Data records for software interfaces
======

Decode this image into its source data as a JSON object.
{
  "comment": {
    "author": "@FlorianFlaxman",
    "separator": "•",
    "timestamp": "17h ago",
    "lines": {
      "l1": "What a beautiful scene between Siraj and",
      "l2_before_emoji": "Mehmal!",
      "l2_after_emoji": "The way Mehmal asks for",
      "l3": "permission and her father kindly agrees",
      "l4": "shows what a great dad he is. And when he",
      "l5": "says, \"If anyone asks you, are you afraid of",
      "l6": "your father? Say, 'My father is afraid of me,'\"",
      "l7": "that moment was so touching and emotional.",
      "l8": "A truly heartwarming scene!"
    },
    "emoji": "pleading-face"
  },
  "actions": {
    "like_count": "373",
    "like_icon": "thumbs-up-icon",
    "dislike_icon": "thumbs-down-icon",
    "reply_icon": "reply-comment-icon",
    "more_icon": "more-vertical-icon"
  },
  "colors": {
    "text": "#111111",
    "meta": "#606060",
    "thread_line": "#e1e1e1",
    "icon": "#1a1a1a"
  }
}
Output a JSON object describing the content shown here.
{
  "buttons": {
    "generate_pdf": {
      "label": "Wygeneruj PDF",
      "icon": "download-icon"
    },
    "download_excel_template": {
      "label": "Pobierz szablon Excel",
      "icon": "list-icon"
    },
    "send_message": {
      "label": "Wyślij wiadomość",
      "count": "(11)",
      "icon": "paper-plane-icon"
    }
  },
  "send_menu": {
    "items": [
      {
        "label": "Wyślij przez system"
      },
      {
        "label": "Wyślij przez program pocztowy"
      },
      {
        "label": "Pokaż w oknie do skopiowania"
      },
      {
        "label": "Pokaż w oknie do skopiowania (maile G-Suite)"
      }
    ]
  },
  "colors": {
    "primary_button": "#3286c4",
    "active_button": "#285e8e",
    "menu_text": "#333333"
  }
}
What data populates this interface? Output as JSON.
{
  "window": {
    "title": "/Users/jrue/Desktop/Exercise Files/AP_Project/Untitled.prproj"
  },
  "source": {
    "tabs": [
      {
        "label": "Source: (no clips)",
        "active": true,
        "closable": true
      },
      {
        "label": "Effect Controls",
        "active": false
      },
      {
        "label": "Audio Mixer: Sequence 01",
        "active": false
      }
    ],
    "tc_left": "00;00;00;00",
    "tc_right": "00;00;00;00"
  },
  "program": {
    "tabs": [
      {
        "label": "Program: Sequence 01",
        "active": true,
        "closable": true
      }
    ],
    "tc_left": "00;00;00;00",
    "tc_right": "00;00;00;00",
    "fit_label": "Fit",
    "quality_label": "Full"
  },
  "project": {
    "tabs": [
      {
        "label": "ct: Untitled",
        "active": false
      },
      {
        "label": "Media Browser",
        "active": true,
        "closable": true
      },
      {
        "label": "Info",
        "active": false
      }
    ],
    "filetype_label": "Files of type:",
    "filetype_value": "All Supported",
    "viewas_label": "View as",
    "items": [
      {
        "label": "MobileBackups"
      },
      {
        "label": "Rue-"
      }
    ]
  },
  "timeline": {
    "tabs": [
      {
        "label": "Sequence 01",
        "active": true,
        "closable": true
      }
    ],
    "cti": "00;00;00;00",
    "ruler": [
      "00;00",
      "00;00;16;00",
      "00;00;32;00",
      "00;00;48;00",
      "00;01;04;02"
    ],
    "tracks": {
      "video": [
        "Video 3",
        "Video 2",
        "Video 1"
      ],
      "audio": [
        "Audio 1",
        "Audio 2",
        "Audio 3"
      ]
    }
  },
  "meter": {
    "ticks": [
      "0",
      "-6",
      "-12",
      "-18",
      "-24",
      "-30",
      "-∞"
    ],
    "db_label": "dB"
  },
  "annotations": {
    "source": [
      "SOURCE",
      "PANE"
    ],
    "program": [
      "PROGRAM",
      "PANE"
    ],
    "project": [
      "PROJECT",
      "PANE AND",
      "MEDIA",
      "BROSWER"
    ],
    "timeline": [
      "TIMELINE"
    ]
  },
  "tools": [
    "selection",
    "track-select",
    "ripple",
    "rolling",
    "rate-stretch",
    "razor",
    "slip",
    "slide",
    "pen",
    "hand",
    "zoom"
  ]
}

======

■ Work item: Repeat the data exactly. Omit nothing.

■ Answer area:
Decode this image into its source data as a JSON object.
{
  "comment": {
    "author": "@FlorianFlaxman",
    "separator": "•",
    "timestamp": "17h ago",
    "lines": {
      "l1": "What a beautiful scene between Siraj and",
      "l2_before_emoji": "Mehmal!",
      "l2_after_emoji": "The way Mehmal asks for",
      "l3": "permission and her father kindly agrees",
      "l4": "shows what a great dad he is. And when he",
      "l5": "says, \"If anyone asks you, are you afraid of",
      "l6": "your father? Say, 'My father is afraid of me,'\"",
      "l7": "that moment was so touching and emotional.",
      "l8": "A truly heartwarming scene!"
    },
    "emoji": "pleading-face"
  },
  "actions": {
    "like_count": "373",
    "like_icon": "thumbs-up-icon",
    "dislike_icon": "thumbs-down-icon",
    "reply_icon": "reply-comment-icon",
    "more_icon": "more-vertical-icon"
  },
  "colors": {
    "text": "#111111",
    "meta": "#606060",
    "thread_line": "#e1e1e1",
    "icon": "#1a1a1a"
  }
}
Output a JSON object describing the content shown here.
{
  "buttons": {
    "generate_pdf": {
      "label": "Wygeneruj PDF",
      "icon": "download-icon"
    },
    "download_excel_template": {
      "label": "Pobierz szablon Excel",
      "icon": "list-icon"
    },
    "send_message": {
      "label": "Wyślij wiadomość",
      "count": "(11)",
      "icon": "paper-plane-icon"
    }
  },
  "send_menu": {
    "items": [
      {
        "label": "Wyślij przez system"
      },
      {
        "label": "Wyślij przez program pocztowy"
      },
      {
        "label": "Pokaż w oknie do skopiowania"
      },
      {
        "label": "Pokaż w oknie do skopiowania (maile G-Suite)"
      }
    ]
  },
  "colors": {
    "primary_button": "#3286c4",
    "active_button": "#285e8e",
    "menu_text": "#333333"
  }
}
What data populates this interface? Output as JSON.
{
  "window": {
    "title": "/Users/jrue/Desktop/Exercise Files/AP_Project/Untitled.prproj"
  },
  "source": {
    "tabs": [
      {
        "label": "Source: (no clips)",
        "active": true,
        "closable": true
      },
      {
        "label": "Effect Controls",
        "active": false
      },
      {
        "label": "Audio Mixer: Sequence 01",
        "active": false
      }
    ],
    "tc_left": "00;00;00;00",
    "tc_right": "00;00;00;00"
  },
  "program": {
    "tabs": [
      {
        "label": "Program: Sequence 01",
        "active": true,
        "closable": true
      }
    ],
    "tc_left": "00;00;00;00",
    "tc_right": "00;00;00;00",
    "fit_label": "Fit",
    "quality_label": "Full"
  },
  "project": {
    "tabs": [
      {
        "label": "ct: Untitled",
        "active": false
      },
      {
        "label": "Media Browser",
        "active": true,
        "closable": true
      },
      {
        "label": "Info",
        "active": false
      }
    ],
    "filetype_label": "Files of type:",
    "filetype_value": "All Supported",
    "viewas_label": "View as",
    "items": [
      {
        "label": "MobileBackups"
      },
      {
        "label": "Rue-"
      }
    ]
  },
  "timeline": {
    "tabs": [
      {
        "label": "Sequence 01",
        "active": true,
        "closable": true
      }
    ],
    "cti": "00;00;00;00",
    "ruler": [
      "00;00",
      "00;00;16;00",
      "00;00;32;00",
      "00;00;48;00",
      "00;01;04;02"
    ],
    "tracks": {
      "video": [
        "Video 3",
        "Video 2",
        "Video 1"
      ],
      "audio": [
        "Audio 1",
        "Audio 2",
        "Audio 3"
      ]
    }
  },
  "meter": {
    "ticks": [
      "0",
      "-6",
      "-12",
      "-18",
      "-24",
      "-30",
      "-∞"
    ],
    "db_label": "dB"
  },
  "annotations": {
    "source": [
      "SOURCE",
      "PANE"
    ],
    "program": [
      "PROGRAM",
      "PANE"
    ],
    "project": [
      "PROJECT",
      "PANE AND",
      "MEDIA",
      "BROSWER"
    ],
    "timeline": [
      "TIMELINE"
    ]
  },
  "tools": [
    "selection",
    "track-select",
    "ripple",
    "rolling",
    "rate-stretch",
    "razor",
    "slip",
    "slide",
    "pen",
    "hand",
    "zoom"
  ]
}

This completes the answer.